Washington, DC— The discovery of a 13 billion-year-old cosmic cloud of gas enabled a team of Carnegie astronomers to perform the earliest-ever measurement of how the universe was enriched with a diversity of chemical elements. Their findings reveal that the first generation of stars formed more quickly than previously thought. The research, led by recent Carnegie-Princeton fellow Eduardo Bañados and including the Carnegie’s Michael Rauch and Tom Cooper, is published by The Astrophysical Journal.
The Big Bang started the universe as a hot, murky soup of extremely energetic particles that was rapidly expanding. As this material spread out, it cooled, and the particles coalesced into neutral hydrogen gas. The universe stayed dark, without any luminous sources, until gravity condensed matter into the first stars and galaxies.
All stars, including this first generation, act as chemical factories, synthesizing almost all of the elements that make up the world around us. When the original stars exploded as supernovae, they spewed out the elements that they created, seeding the surrounding gas. Subsequent generations of stars incorporated these elements and steadily increased the chemical abundances of their surroundings.
But the first stars formed in a still pristine, cold universe.

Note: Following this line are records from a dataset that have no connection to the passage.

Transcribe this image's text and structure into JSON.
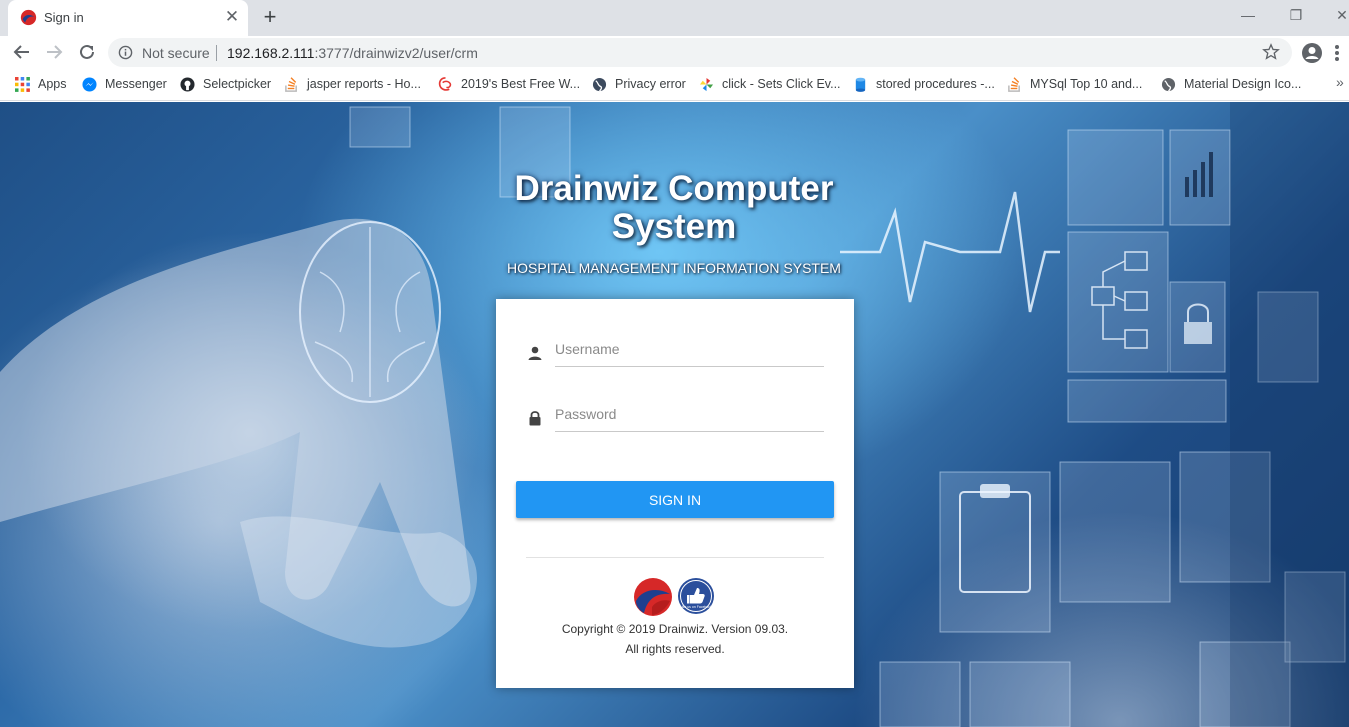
{
  "browser": {
    "tab": {
      "title": "Sign in"
    },
    "address": {
      "security_label": "Not secure",
      "host": "192.168.2.111",
      "path": ":3777/drainwizv2/user/crm"
    },
    "bookmarks": [
      {
        "label": "Apps",
        "icon": "apps-grid-icon"
      },
      {
        "label": "Messenger",
        "icon": "messenger-icon"
      },
      {
        "label": "Selectpicker",
        "icon": "github-icon"
      },
      {
        "label": "jasper reports - Ho...",
        "icon": "stackoverflow-icon"
      },
      {
        "label": "2019's Best Free W...",
        "icon": "site-icon"
      },
      {
        "label": "Privacy error",
        "icon": "globe-icon"
      },
      {
        "label": "click - Sets Click Ev...",
        "icon": "pinwheel-icon"
      },
      {
        "label": "stored procedures -...",
        "icon": "database-icon"
      },
      {
        "label": "MYSql Top 10 and...",
        "icon": "stackoverflow-icon"
      },
      {
        "label": "Material Design Ico...",
        "icon": "globe-icon"
      }
    ],
    "more_bookmarks": "»"
  },
  "hero": {
    "title": "Drainwiz Computer System",
    "subtitle": "HOSPITAL MANAGEMENT INFORMATION SYSTEM"
  },
  "login": {
    "username_placeholder": "Username",
    "password_placeholder": "Password",
    "signin_label": "SIGN IN",
    "facebook_badge": "Like us on Facebook",
    "copyright": "Copyright © 2019 Drainwiz. Version 09.03.",
    "rights": "All rights reserved."
  },
  "colors": {
    "accent": "#2196f3",
    "tab_strip": "#dee1e6",
    "omnibox": "#f1f3f4"
  }
}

Consequently these initial stars produced elements in different proportions than those synthesized by younger stars, which were formed in an environment that was already enriched by earlier generations.
“Looking back in time far enough, one may expect cosmic gas clouds to show the tell-tale signature of the peculiar element ratios made by the first stars,” said Rauch. “Peering even further back, we may ultimately witness the disappearance of most elements and the emergence of pristine gas.”
Astronomers have long used quasars to learn about the chemical composition of cosmic gas over time, showing how different generations of stars enrich their surroundings.
“We found this ancient gas cloud when following up on an inventory of very distant quasars using the Magellan telescopes at Carnegie’s Las Campanas Observatory in Chile,” explained Bañados, who is now a group leader at the Max-Planck Institute in Heidelberg.
Quasars are tremendously luminous objects comprised of enormous black holes accreting matter at the centers of massive galaxies. Because the gas cloud exists between the quasar and us on Earth, the quasar’s incredibly bright light must pass through it to get to us and astronomers can take advantage of this to understand the cloud’s chemistry. This discovery presented an unprecedented opportunity to characterize a gas cloud from the first billion years of cosmic history.
The team found that the cloud’s chemical makeup was quite modern, and not as primitive as expected if dominated by the first stars. Although it formed only 850 million years after the Big Bang, its chemical abundances were already as high as those typically seen in cosmic gas clouds that were formed several billion years later.
“Apparently, the first generation of stars had already expired by the time the cloud formed,” Rauch explained. “This shows that the universe was rapidly swamped by the chemical products of later generations of stars, even before most of the present-day galaxies were in place.”
The team is optimistic that even-more-ancient gas clouds will eventually be discovered and that they will reveal information about the first stars in the universe.